Debating Immigration: Wagner-Rogers Bill

Passengers aboard the MS St. Louis, 1939, United States Holocaust Memorial Museum


Following World War I, the United States implemented immigration quotas to quell economic and social fears. Anti-Semitism grew in proportion to the impact of the Great Depression.
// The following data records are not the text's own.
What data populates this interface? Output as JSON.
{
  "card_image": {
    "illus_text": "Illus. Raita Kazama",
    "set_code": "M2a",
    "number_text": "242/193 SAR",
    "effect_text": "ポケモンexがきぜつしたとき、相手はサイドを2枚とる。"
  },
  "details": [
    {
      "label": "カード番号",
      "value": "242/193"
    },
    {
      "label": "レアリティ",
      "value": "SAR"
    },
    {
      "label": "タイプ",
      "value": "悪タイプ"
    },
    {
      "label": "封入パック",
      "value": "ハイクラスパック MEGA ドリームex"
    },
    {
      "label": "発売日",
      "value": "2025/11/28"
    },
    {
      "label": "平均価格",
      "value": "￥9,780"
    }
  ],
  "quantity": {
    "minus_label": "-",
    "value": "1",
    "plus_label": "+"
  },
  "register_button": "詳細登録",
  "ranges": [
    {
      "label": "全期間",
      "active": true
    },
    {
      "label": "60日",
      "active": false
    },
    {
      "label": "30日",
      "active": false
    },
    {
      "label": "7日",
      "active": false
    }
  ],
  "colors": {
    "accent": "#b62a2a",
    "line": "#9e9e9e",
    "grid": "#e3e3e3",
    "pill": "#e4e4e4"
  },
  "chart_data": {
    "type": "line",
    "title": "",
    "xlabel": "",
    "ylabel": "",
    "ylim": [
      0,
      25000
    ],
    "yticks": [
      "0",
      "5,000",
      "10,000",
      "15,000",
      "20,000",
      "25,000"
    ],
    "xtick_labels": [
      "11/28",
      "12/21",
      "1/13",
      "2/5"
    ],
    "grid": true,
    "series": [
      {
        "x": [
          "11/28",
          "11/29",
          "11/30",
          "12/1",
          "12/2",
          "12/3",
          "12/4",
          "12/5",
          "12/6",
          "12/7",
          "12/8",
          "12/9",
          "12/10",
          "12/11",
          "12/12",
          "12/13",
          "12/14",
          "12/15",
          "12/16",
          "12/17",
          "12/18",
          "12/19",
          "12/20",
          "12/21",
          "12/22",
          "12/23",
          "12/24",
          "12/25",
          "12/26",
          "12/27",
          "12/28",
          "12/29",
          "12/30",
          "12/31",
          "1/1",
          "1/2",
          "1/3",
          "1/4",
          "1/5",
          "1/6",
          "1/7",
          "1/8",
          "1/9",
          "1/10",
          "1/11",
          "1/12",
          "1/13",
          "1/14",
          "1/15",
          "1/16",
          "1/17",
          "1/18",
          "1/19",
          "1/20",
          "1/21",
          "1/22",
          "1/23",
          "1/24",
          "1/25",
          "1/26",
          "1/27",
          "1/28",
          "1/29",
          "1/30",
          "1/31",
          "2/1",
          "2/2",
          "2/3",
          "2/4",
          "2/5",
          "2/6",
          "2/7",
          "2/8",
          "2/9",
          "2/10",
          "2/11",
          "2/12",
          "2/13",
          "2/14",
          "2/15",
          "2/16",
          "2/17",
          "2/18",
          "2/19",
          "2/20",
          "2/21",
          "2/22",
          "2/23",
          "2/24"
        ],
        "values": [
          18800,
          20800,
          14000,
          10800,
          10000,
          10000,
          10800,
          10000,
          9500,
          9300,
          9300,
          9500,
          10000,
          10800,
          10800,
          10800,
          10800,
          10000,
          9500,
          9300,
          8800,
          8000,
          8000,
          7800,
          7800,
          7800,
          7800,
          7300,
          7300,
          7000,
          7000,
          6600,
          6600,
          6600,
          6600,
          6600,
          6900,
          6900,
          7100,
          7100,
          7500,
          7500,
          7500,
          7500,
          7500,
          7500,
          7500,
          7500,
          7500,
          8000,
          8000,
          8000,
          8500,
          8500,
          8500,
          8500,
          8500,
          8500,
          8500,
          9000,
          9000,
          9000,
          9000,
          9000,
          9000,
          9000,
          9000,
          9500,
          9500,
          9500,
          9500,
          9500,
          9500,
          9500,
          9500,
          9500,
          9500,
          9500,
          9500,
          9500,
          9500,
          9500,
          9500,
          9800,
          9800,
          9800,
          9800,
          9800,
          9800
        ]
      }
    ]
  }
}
The Wagner-Rogers Congressional Bill of 1939 proposed admitting 20,000 additional German children into the U.S. Lack of diplomatic action and productive debate resulted in Congress’ failure to support the bill, engendering a 1944 Cabinet report shaming the U.S. into forming the War Refugee Board.